Wednesday, 17 July 2013
University of Adelaide marine biologists have found that reducing nutrient pollution in coastal marine environments should help protect kelp forests from the damaging effects of rising CO2.
The researchers have found a combined effect on kelp forests from nutrient pollution and higher CO2, which could have a devastating impact on Australia's marine ecosystems.
"When we manipulated CO2 and nutrient levels in an experimental marine ecosystem we found the effect of both of them together was greater than the sum of their individual impacts," says Dr Bayden Russell, of the University's Environment Institute and Senior Lecturer in the School of Earth and Environmental Sciences.

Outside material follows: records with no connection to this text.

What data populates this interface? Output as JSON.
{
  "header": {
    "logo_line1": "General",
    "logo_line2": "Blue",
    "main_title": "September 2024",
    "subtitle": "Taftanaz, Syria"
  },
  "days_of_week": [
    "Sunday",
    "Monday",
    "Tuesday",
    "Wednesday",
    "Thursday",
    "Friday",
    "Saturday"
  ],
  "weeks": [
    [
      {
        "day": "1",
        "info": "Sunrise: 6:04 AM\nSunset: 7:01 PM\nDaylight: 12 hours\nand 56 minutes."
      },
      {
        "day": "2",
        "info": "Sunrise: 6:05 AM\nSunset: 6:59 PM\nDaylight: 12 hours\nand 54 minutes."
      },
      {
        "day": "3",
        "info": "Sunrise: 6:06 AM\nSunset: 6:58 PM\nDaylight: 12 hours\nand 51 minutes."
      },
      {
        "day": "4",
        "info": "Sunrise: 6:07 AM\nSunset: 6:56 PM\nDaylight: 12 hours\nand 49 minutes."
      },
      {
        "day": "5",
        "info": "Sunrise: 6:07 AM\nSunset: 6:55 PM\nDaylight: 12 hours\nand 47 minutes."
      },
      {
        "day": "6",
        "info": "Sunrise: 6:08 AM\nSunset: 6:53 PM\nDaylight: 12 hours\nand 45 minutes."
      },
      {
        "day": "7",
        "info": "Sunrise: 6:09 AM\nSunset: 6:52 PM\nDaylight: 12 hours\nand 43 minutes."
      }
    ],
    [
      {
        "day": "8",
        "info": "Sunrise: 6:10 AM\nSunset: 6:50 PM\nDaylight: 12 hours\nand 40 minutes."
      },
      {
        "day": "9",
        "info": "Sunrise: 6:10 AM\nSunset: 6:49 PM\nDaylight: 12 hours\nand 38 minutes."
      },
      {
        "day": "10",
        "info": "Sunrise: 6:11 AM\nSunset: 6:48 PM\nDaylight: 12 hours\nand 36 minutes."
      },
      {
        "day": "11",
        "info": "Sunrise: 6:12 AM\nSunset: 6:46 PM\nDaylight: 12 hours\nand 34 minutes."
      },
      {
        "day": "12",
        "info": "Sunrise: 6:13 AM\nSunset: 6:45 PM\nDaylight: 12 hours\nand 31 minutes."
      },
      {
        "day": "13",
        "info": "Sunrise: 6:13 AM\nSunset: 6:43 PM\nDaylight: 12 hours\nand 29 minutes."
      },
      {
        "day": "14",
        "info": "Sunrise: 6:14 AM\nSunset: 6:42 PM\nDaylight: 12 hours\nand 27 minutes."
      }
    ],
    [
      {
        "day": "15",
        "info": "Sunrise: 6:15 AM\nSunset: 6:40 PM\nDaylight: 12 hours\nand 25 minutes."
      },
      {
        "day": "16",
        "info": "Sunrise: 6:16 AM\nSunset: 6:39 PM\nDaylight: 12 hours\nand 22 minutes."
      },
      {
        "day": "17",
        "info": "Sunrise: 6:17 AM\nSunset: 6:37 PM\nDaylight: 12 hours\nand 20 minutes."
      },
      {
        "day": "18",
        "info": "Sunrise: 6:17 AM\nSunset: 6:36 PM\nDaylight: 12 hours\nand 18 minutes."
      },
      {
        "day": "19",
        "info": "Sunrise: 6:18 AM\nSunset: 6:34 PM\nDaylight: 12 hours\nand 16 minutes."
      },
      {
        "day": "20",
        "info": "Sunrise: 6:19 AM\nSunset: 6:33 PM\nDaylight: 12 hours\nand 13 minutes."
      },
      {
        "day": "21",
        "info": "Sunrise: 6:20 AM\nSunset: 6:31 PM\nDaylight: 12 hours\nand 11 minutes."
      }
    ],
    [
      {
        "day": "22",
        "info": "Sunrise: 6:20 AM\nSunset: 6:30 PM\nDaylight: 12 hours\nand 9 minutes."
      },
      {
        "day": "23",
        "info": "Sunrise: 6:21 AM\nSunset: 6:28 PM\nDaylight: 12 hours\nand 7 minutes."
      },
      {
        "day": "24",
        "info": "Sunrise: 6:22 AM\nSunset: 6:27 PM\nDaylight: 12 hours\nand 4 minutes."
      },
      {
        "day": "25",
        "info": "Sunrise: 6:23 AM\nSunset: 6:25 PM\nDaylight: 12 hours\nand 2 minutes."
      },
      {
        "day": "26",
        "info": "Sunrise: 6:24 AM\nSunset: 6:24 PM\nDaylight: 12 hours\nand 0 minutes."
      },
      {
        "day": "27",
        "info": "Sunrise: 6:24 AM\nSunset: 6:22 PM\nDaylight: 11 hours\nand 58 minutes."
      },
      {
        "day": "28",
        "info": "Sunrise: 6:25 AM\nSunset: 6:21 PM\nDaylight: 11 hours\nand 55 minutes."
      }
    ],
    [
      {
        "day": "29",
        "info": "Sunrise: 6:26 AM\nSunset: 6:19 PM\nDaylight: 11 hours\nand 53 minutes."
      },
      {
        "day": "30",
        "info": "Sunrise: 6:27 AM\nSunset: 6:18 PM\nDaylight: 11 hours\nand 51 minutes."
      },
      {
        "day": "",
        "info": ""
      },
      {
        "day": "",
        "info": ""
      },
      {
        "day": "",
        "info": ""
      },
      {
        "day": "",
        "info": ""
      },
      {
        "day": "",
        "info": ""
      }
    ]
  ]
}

The project, by PhD student Laura Falkenberg, found that removing the nutrients from the water removed the combined effect, improving the environment for kelp growth.
Kelp forests are one of the most productive marine ecosystems in colder waters and form the basis of food webs for many fish and other marine life. "They are the coral reefs of colder waters," Dr Russell says.
"Increased nutrients from agriculture, wastewater discharge and stormwater on urban coasts are already causing damage to kelp populations in our coastal waters but our research shows that, as CO2 rises the impacts will be much worse and we could lose these really important marine habitats," says Dr Russell.
The researchers grew kelp in experimental tanks floating in the North Haven Boat Harbour with different combinations of added nutrients and CO2. They measured the growth of turf algae which is a precursor to kelp forest loss. As the turf algae grows it displaces the kelp.
"When we removed the nutrients but kept the CO2 high we found that after six months we'd reduced the turf algae by 75% - we'd removed that synergistic effect," says Dr Russell.
"As we face a future of climate change and higher CO2 levels, there is considerable evidence that our marine ecosystems are going to be severely impacted. We won't be able to manage those global factors at the local level, but what we can manage is local nutrient pollution into our seas from urban areas," he says.
"This work has shown that by reducing the nutrients we should be able to substantially reduce the impact of rising CO2. The bottom line is that we need to reduce the nutrient pollution now."
The research is continuing with larger tanks, known as mesocosms, set up at West Beach and in natural marine areas where CO2 seeps into the water from seabed volcanic activity in New Zealand.